Dataset rows for apps and sites
-- Opening Marker --

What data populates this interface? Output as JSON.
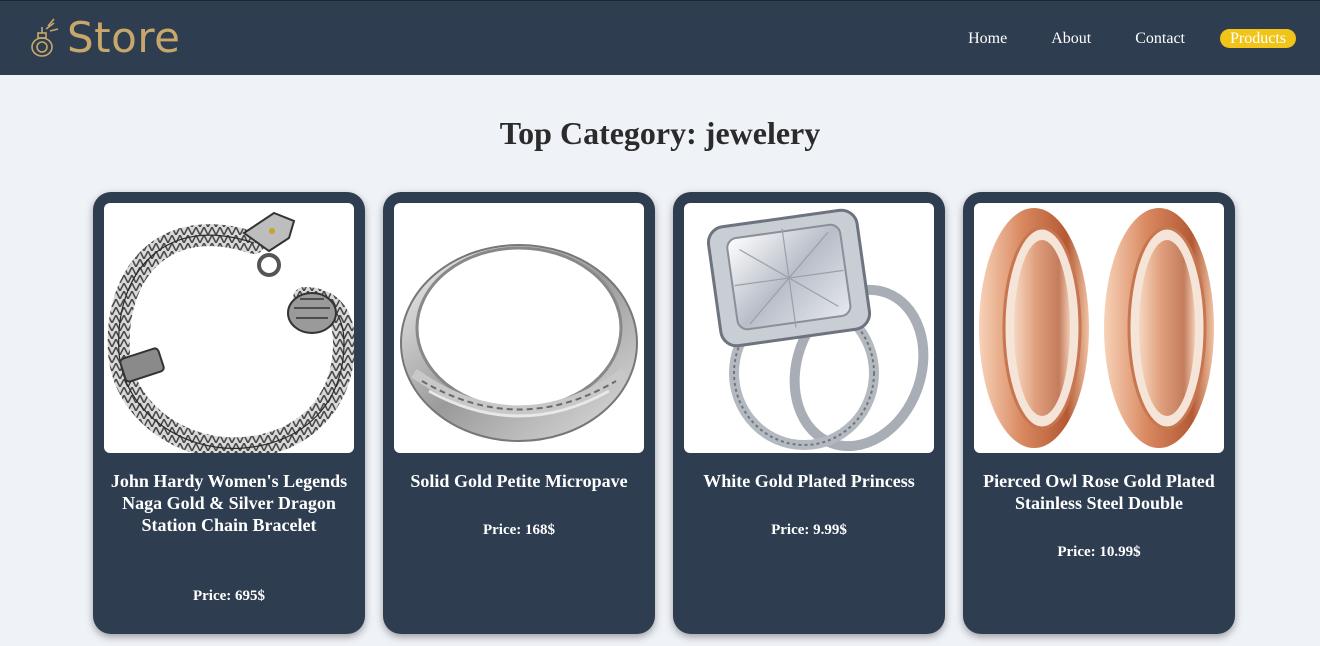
{
  "brand": {
    "name": "Store",
    "logo_icon": "perfume-bottle-icon",
    "color": "#c7a86a"
  },
  "nav": {
    "items": [
      {
        "label": "Home",
        "active": false
      },
      {
        "label": "About",
        "active": false
      },
      {
        "label": "Contact",
        "active": false
      },
      {
        "label": "Products",
        "active": true
      }
    ]
  },
  "heading": "Top Category: jewelery",
  "colors": {
    "navbar": "#2e3d50",
    "card": "#2e3d50",
    "accent": "#f0c419",
    "background": "#eff2f7"
  },
  "products": [
    {
      "title": "John Hardy Women's Legends Naga Gold & Silver Dragon Station Chain Bracelet",
      "price": "Price: 695$",
      "image": "dragon-bracelet-image"
    },
    {
      "title": "Solid Gold Petite Micropave",
      "price": "Price: 168$",
      "image": "silver-band-ring-image"
    },
    {
      "title": "White Gold Plated Princess",
      "price": "Price: 9.99$",
      "image": "diamond-ring-set-image"
    },
    {
      "title": "Pierced Owl Rose Gold Plated Stainless Steel Double",
      "price": "Price: 10.99$",
      "image": "rose-gold-plugs-image"
    }
  ]
}
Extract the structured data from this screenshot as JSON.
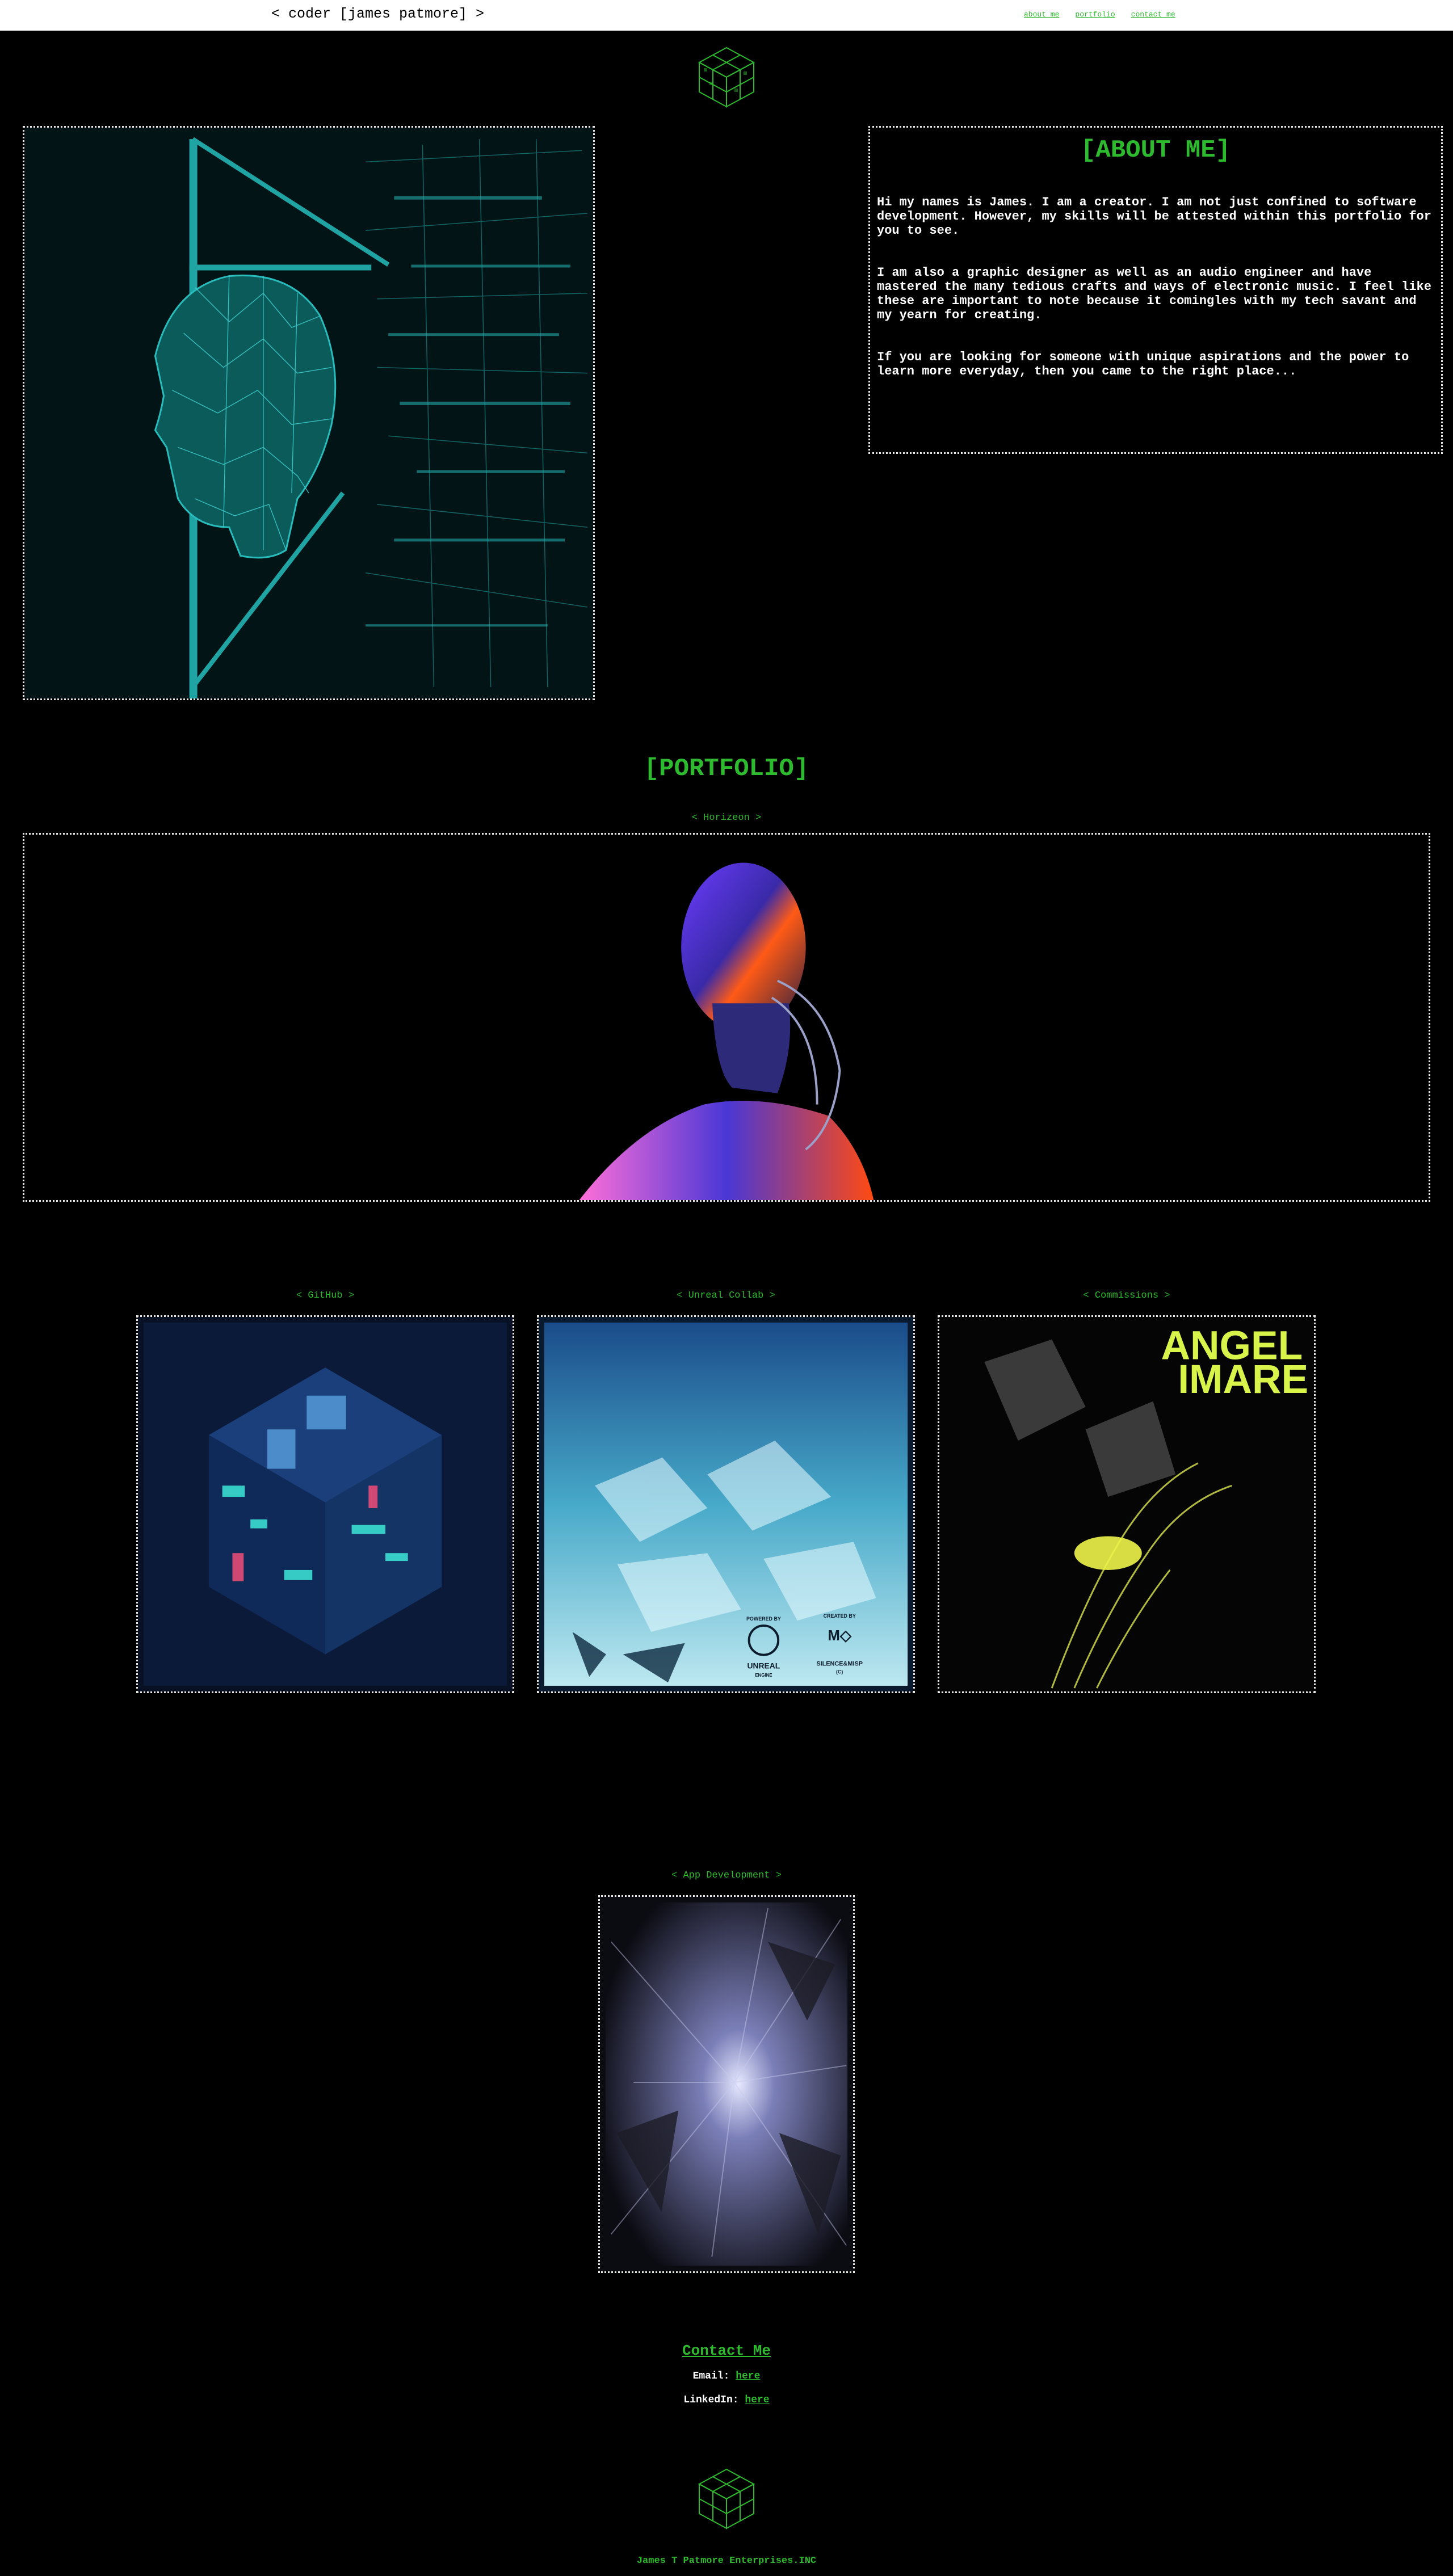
{
  "header": {
    "brand": "< coder [james patmore] >",
    "nav": [
      {
        "label": "about me"
      },
      {
        "label": "portfolio"
      },
      {
        "label": "contact me"
      }
    ]
  },
  "about": {
    "title": "[ABOUT ME]",
    "paragraphs": [
      "Hi my names is James. I am a creator. I am not just confined to software development. However, my skills will be attested within this portfolio for you to see.",
      "I am also a graphic designer as well as an audio engineer and have mastered the many tedious crafts and ways of electronic music. I feel like these are important to note because it comingles with my tech savant and my yearn for creating.",
      "If you are looking for someone with unique aspirations and the power to learn more everyday, then you came to the right place..."
    ]
  },
  "portfolio": {
    "title": "[PORTFOLIO]",
    "featured_caption": "< Horizeon >",
    "items": [
      {
        "caption": "< GitHub >"
      },
      {
        "caption": "< Unreal Collab >"
      },
      {
        "caption": "< Commissions >"
      },
      {
        "caption": "< App Development >"
      }
    ],
    "unreal_art": {
      "powered_by": "POWERED BY",
      "engine_line1": "UNREAL",
      "engine_line2": "ENGINE",
      "created_by": "CREATED BY",
      "studio_line1": "SILENCE&MISP",
      "studio_line2": "(C)"
    },
    "commission_art": {
      "line1": "ANGEL",
      "line2": "IMARE"
    }
  },
  "contact": {
    "title": "Contact Me",
    "email_label": "Email:",
    "email_link": "here",
    "linkedin_label": "LinkedIn:",
    "linkedin_link": "here"
  },
  "footer": {
    "text": "James T Patmore Enterprises.INC"
  },
  "colors": {
    "accent": "#2eba2e",
    "background": "#000000",
    "frame": "#e8e8e8"
  }
}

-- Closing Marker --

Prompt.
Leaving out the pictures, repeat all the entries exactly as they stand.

Written reply.
What data populates this interface? Output as JSON.
{
  "brand": {
    "name": "Store",
    "logo_icon": "perfume-bottle-icon",
    "color": "#c7a86a"
  },
  "nav": {
    "items": [
      {
        "label": "Home",
        "active": false
      },
      {
        "label": "About",
        "active": false
      },
      {
        "label": "Contact",
        "active": false
      },
      {
        "label": "Products",
        "active": true
      }
    ]
  },
  "heading": "Top Category: jewelery",
  "colors": {
    "navbar": "#2e3d50",
    "card": "#2e3d50",
    "accent": "#f0c419",
    "background": "#eff2f7"
  },
  "products": [
    {
      "title": "John Hardy Women's Legends Naga Gold & Silver Dragon Station Chain Bracelet",
      "price": "Price: 695$",
      "image": "dragon-bracelet-image"
    },
    {
      "title": "Solid Gold Petite Micropave",
      "price": "Price: 168$",
      "image": "silver-band-ring-image"
    },
    {
      "title": "White Gold Plated Princess",
      "price": "Price: 9.99$",
      "image": "diamond-ring-set-image"
    },
    {
      "title": "Pierced Owl Rose Gold Plated Stainless Steel Double",
      "price": "Price: 10.99$",
      "image": "rose-gold-plugs-image"
    }
  ]
}
Extract the structured data from this screenshot as JSON.
{
  "header": {
    "brand": "< coder [james patmore] >",
    "nav": [
      {
        "label": "about me"
      },
      {
        "label": "portfolio"
      },
      {
        "label": "contact me"
      }
    ]
  },
  "about": {
    "title": "[ABOUT ME]",
    "paragraphs": [
      "Hi my names is James. I am a creator. I am not just confined to software development. However, my skills will be attested within this portfolio for you to see.",
      "I am also a graphic designer as well as an audio engineer and have mastered the many tedious crafts and ways of electronic music. I feel like these are important to note because it comingles with my tech savant and my yearn for creating.",
      "If you are looking for someone with unique aspirations and the power to learn more everyday, then you came to the right place..."
    ]
  },
  "portfolio": {
    "title": "[PORTFOLIO]",
    "featured_caption": "< Horizeon >",
    "items": [
      {
        "caption": "< GitHub >"
      },
      {
        "caption": "< Unreal Collab >"
      },
      {
        "caption": "< Commissions >"
      },
      {
        "caption": "< App Development >"
      }
    ],
    "unreal_art": {
      "powered_by": "POWERED BY",
      "engine_line1": "UNREAL",
      "engine_line2": "ENGINE",
      "created_by": "CREATED BY",
      "studio_line1": "SILENCE&MISP",
      "studio_line2": "(C)"
    },
    "commission_art": {
      "line1": "ANGEL",
      "line2": "IMARE"
    }
  },
  "contact": {
    "title": "Contact Me",
    "email_label": "Email:",
    "email_link": "here",
    "linkedin_label": "LinkedIn:",
    "linkedin_link": "here"
  },
  "footer": {
    "text": "James T Patmore Enterprises.INC"
  },
  "colors": {
    "accent": "#2eba2e",
    "background": "#000000",
    "frame": "#e8e8e8"
  }
}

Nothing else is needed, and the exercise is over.